Some questions have no easy answer. Which came first, the chicken or the egg? How many licks does it take to get to the center of a Tootsie Roll pop?
Add another question to that list: What happened to all of the men in PR?
It wasn’t all that long ago that a bunch of men established the public relations industry as we know it today. Innovative businessmen like P.T. Barnum first pushed the limits of publicity, and were followed by enterprising young men like Edward Bernays and Ivy Lee, who met a need that executives all over the world didn’t know they had yet.
The world’s largest and most successful PR agencies were, not surprisingly, founded by men. Still today, the executive leadership of global media conglomerates and smaller, privately held PR firms alike is largely male. But one look around the office, and it’s obvious things have changed in the last fifty years. Our own Ketner Group office is a microcosm of this gender imbalance, with our lone male, our agency principal, outnumbered five to one. Continue reading

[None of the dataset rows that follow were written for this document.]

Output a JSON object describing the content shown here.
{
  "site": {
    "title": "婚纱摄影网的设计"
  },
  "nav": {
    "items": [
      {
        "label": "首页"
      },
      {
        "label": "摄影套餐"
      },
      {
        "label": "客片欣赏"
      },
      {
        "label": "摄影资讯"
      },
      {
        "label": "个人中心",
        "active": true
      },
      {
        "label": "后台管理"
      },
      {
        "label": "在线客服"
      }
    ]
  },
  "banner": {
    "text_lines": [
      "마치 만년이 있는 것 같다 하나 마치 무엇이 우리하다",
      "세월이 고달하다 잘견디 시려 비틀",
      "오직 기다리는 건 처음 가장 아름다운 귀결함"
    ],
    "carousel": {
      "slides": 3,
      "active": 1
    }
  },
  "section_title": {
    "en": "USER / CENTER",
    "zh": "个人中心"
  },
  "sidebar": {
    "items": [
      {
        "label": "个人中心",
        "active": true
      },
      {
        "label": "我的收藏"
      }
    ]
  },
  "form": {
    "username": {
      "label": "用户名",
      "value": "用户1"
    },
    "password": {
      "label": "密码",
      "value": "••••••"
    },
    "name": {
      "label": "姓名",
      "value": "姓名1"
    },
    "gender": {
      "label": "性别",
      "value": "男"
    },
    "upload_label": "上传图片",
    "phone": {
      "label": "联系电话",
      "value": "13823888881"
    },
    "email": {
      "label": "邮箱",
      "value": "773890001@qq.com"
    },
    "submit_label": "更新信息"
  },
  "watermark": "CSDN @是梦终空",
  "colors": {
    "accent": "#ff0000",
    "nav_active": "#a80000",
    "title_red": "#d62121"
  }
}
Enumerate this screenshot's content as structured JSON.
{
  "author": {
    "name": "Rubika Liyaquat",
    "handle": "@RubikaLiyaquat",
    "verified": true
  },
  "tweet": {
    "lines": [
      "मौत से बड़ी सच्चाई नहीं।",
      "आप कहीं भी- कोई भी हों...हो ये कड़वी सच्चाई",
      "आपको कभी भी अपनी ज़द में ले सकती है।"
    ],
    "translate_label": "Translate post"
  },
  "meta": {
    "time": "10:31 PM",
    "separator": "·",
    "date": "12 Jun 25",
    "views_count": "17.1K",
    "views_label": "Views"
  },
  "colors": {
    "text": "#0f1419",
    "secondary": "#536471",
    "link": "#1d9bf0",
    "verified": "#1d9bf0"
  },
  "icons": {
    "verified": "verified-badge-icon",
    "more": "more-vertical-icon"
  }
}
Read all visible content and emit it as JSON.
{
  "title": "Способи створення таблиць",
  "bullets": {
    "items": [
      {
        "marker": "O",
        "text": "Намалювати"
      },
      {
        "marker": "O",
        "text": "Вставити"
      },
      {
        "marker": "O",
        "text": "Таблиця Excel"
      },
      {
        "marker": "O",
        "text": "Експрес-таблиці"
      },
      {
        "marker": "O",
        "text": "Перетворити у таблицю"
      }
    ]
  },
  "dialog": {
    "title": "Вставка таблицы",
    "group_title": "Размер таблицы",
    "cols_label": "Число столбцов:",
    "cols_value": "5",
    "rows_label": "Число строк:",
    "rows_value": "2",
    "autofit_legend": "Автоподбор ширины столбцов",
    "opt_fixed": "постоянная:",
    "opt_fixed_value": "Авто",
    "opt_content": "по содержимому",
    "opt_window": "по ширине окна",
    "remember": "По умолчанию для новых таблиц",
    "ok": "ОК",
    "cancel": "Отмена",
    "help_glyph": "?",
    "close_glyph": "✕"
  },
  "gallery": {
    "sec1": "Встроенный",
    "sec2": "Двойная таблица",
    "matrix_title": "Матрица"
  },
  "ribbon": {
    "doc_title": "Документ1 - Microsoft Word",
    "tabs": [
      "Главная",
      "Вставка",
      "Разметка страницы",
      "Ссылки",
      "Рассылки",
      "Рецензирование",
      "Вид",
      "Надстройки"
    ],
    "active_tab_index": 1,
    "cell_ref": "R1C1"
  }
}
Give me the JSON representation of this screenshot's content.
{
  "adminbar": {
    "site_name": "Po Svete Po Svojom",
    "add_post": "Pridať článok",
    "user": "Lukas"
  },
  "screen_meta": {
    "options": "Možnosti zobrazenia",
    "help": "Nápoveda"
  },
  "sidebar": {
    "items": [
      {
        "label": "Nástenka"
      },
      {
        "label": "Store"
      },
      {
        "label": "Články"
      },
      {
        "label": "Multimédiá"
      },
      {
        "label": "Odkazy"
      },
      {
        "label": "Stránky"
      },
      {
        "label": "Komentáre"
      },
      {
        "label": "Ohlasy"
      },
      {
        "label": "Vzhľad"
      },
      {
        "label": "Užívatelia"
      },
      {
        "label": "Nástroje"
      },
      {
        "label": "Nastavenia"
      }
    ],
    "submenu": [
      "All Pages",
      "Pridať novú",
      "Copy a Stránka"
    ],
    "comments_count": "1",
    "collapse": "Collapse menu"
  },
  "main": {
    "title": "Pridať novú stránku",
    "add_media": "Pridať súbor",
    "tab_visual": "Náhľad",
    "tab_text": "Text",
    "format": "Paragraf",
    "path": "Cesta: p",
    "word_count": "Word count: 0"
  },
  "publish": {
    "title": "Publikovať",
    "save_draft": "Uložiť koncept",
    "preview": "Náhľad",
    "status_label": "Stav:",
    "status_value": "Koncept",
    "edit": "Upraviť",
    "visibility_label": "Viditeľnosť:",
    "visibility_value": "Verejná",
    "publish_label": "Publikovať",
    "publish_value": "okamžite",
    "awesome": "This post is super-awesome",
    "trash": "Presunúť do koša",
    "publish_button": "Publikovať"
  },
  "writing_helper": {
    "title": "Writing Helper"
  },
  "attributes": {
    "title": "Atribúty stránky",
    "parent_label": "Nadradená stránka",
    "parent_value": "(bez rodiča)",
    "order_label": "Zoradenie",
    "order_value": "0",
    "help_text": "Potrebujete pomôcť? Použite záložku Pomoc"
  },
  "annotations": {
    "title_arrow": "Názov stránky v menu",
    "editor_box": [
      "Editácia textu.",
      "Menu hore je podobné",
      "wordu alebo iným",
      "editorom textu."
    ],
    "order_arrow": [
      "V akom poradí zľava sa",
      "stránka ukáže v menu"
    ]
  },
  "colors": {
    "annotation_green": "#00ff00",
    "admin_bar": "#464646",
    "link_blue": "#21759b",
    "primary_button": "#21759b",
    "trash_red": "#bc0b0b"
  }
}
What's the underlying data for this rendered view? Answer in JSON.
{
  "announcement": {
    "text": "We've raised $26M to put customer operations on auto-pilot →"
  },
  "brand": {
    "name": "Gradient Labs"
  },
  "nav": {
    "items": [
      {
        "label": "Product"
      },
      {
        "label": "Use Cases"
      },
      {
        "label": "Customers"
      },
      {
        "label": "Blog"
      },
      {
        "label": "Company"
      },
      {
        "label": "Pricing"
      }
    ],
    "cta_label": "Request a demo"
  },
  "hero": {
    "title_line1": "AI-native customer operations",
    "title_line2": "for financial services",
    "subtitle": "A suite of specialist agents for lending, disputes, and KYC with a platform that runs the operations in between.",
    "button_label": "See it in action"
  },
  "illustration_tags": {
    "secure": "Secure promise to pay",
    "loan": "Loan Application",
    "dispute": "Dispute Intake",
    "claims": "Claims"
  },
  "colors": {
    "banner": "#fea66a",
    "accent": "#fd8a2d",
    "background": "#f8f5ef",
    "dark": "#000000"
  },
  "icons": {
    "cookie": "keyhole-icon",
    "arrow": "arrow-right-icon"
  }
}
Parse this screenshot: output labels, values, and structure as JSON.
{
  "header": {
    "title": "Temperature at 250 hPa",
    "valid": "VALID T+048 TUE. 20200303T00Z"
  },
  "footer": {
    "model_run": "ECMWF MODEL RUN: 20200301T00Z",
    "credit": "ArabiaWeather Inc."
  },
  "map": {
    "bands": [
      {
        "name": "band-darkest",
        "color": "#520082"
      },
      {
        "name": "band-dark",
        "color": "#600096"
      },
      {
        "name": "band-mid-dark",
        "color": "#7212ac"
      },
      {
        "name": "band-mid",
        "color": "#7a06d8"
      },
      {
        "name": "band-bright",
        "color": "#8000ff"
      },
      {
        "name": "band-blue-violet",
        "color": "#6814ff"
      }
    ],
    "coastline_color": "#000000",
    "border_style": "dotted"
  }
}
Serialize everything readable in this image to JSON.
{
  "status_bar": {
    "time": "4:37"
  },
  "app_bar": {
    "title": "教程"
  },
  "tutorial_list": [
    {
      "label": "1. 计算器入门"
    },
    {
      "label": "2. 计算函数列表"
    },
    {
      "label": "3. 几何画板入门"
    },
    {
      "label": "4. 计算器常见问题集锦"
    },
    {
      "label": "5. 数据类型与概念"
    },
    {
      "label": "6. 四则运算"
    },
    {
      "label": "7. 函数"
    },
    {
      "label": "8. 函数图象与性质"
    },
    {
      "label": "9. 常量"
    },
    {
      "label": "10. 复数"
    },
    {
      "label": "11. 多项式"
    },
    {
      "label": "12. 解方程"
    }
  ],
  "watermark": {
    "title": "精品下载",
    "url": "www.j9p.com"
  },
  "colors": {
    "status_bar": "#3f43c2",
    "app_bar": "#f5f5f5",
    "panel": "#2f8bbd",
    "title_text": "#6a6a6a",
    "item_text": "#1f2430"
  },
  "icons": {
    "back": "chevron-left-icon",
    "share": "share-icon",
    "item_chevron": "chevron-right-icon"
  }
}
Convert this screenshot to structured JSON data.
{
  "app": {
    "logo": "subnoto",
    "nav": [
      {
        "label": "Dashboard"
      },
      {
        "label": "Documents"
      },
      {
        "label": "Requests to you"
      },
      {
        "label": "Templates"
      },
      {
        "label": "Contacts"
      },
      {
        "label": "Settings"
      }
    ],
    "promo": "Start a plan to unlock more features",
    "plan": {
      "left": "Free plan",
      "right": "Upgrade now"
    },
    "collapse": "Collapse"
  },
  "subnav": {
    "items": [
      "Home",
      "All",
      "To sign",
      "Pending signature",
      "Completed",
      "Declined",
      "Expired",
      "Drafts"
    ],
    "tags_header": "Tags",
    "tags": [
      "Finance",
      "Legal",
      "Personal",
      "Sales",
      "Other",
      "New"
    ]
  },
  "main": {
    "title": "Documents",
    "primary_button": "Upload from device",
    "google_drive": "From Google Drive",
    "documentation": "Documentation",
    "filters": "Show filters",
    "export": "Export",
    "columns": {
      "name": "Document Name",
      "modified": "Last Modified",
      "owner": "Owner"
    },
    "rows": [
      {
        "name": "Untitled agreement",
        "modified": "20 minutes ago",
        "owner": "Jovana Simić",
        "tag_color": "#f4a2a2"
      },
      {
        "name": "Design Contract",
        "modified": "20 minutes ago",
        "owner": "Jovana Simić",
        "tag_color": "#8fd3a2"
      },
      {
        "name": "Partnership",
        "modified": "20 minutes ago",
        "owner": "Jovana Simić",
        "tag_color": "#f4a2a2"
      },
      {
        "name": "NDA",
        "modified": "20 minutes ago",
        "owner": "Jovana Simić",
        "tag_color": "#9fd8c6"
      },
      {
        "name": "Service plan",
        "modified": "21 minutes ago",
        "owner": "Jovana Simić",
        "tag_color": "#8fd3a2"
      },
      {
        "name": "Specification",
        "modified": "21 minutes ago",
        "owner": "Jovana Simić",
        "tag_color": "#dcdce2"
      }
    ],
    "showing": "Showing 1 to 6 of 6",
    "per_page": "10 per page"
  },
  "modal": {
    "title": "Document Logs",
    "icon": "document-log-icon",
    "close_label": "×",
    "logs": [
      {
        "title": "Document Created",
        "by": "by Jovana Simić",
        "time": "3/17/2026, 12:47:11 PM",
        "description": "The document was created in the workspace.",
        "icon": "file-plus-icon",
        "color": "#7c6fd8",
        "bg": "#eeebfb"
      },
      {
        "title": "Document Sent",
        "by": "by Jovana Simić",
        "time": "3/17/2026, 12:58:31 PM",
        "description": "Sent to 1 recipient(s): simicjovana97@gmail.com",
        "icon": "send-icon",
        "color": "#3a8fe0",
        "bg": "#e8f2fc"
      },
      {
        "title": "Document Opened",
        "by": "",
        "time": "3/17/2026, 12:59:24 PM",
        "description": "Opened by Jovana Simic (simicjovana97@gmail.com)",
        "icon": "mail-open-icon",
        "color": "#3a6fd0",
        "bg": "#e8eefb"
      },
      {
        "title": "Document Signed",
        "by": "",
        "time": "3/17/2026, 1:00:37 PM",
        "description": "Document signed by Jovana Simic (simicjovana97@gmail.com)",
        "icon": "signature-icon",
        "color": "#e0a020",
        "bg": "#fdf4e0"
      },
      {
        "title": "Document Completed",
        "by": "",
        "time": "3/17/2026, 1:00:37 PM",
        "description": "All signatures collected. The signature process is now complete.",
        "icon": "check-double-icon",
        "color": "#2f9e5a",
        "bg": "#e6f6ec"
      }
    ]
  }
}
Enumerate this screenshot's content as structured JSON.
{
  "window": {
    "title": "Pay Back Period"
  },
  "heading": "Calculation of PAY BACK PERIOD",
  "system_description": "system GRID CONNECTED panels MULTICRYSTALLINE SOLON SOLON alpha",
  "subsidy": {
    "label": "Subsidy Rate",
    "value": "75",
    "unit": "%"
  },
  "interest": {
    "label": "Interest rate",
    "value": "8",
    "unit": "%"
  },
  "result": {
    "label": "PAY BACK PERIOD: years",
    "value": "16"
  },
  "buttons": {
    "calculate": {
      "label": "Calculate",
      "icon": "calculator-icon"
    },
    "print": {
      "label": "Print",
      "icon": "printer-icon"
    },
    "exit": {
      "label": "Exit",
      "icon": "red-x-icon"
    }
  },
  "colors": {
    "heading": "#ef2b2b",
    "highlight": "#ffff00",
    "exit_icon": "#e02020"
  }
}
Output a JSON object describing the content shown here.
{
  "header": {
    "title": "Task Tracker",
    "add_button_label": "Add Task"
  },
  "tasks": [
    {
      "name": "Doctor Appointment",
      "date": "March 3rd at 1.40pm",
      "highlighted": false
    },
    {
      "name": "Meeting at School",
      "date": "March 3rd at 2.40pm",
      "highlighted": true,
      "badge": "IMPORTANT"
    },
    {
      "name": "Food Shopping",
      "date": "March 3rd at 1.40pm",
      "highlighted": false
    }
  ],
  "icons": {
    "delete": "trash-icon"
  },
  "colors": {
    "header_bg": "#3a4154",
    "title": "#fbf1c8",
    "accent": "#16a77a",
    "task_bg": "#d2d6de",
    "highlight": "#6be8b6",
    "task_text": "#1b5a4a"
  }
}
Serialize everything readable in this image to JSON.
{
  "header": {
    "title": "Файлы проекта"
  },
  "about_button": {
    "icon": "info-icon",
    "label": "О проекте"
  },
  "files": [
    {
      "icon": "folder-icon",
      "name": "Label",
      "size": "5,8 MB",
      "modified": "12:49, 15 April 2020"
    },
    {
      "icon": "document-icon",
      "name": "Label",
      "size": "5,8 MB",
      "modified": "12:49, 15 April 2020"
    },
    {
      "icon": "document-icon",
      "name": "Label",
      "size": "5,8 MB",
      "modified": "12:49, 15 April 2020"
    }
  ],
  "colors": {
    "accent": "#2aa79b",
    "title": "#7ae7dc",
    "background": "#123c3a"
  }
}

I’m Ketner Group’s resident rookie. I graduated with my bachelor’s of public relations way, way back in May 2009, and promptly joined the Ketner Group family.
I’ve known from the beginning that I liked my job. We have awesome clients. I have a super cute desk (let’s be honest, what PR girl does not like cute office furniture from IKEA?) and post-it notes that bear my initials (again, PR ladies, do not act like you aren’t jealous). I even have my own extension and business cards (I know you are impressed!). Our team really is like a family, which I proudly admit even though I fall squarely in the “cliché” camp with that admission.
I knew I liked my job, but when friends, family and really anyone else asked me how I liked it, I would quickly give a thoughtless answer, something like, “It’s OK,” and change the subject.
Really? It’s just OK?
I blame my wishy-washy feelings on the transition from full-time student to full-time employee. Let’s examine.
Maybe it was my deep-seated fear that I chose the wrong major. I mean, there was that existential meltdown of 2007 when I applied for and was accepted to become an advertising major, only to jump right back into the PR camp after deciding my professors were biased and made advertising appear overly sexy and glamorous. For shame, professors! But I never did feel confident in my decision again.
Maybe it was how I didn’t know how I truly felt about the cold, hard fact that I will never again have a summer vacation or a whole month off for winter break. Truthfully, it was a little difficult to pick and choose which family holiday obligations I was actually obliged to attend, and then to carefully ration my vacation days so as to make the most people happy while saving enough days for the rest of the year. Continue reading